Provided material START
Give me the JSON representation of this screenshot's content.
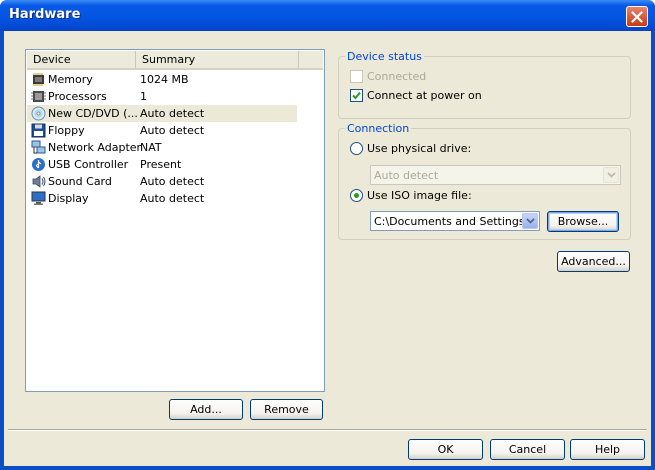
{
  "window": {
    "title": "Hardware"
  },
  "device_list": {
    "columns": [
      "Device",
      "Summary"
    ],
    "rows": [
      {
        "device": "Memory",
        "summary": "1024 MB",
        "icon": "memory-icon"
      },
      {
        "device": "Processors",
        "summary": "1",
        "icon": "processor-icon"
      },
      {
        "device": "New CD/DVD (...",
        "summary": "Auto detect",
        "icon": "cd-dvd-icon",
        "selected": true
      },
      {
        "device": "Floppy",
        "summary": "Auto detect",
        "icon": "floppy-icon"
      },
      {
        "device": "Network Adapter",
        "summary": "NAT",
        "icon": "network-adapter-icon"
      },
      {
        "device": "USB Controller",
        "summary": "Present",
        "icon": "usb-icon"
      },
      {
        "device": "Sound Card",
        "summary": "Auto detect",
        "icon": "sound-card-icon"
      },
      {
        "device": "Display",
        "summary": "Auto detect",
        "icon": "display-icon"
      }
    ],
    "add_label": "Add...",
    "remove_label": "Remove"
  },
  "device_status": {
    "legend": "Device status",
    "connected_label": "Connected",
    "connected_checked": false,
    "connect_at_power_on_label": "Connect at power on",
    "connect_at_power_on_checked": true
  },
  "connection": {
    "legend": "Connection",
    "physical_label": "Use physical drive:",
    "physical_value": "Auto detect",
    "iso_label": "Use ISO image file:",
    "iso_value": "C:\\Documents and Settings\\",
    "browse_label": "Browse...",
    "selected": "iso"
  },
  "advanced_label": "Advanced...",
  "footer": {
    "ok_label": "OK",
    "cancel_label": "Cancel",
    "help_label": "Help"
  },
  "colors": {
    "title_bar": "#0454e2",
    "dialog_bg": "#ece9d8",
    "group_legend": "#0046d5",
    "radio_dot": "#21a121"
  }
}
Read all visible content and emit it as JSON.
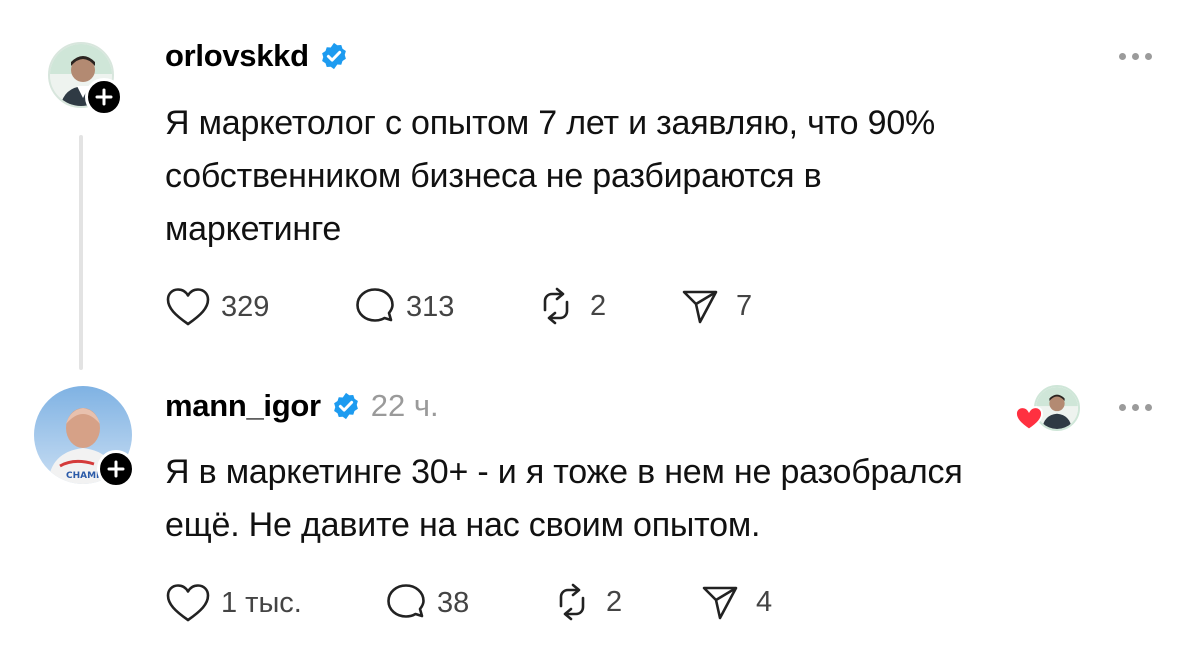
{
  "posts": [
    {
      "username": "orlovskkd",
      "verified": true,
      "time": "",
      "text": "Я маркетолог с опытом 7 лет и заявляю, что 90%\nсобственником бизнеса не разбираются в\nмаркетинге",
      "likes": "329",
      "comments": "313",
      "reposts": "2",
      "shares": "7"
    },
    {
      "username": "mann_igor",
      "verified": true,
      "time": "22 ч.",
      "text": "Я в маркетинге 30+ - и я тоже в нем не разобрался\nещё. Не давите на нас своим опытом.",
      "likes": "1 тыс.",
      "comments": "38",
      "reposts": "2",
      "shares": "4"
    }
  ],
  "colors": {
    "verified": "#1d9bf0",
    "heart_red": "#ff3040",
    "thread_line": "#e3e3e3",
    "muted": "#9a9a9a"
  },
  "icons": [
    "heart-icon",
    "comment-icon",
    "repost-icon",
    "share-icon",
    "verified-icon",
    "plus-icon",
    "more-icon"
  ]
}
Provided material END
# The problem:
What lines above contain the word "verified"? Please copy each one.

# Answer below:
      "verified": true,
      "verified": true,
    "verified": "#1d9bf0",
    "verified-icon",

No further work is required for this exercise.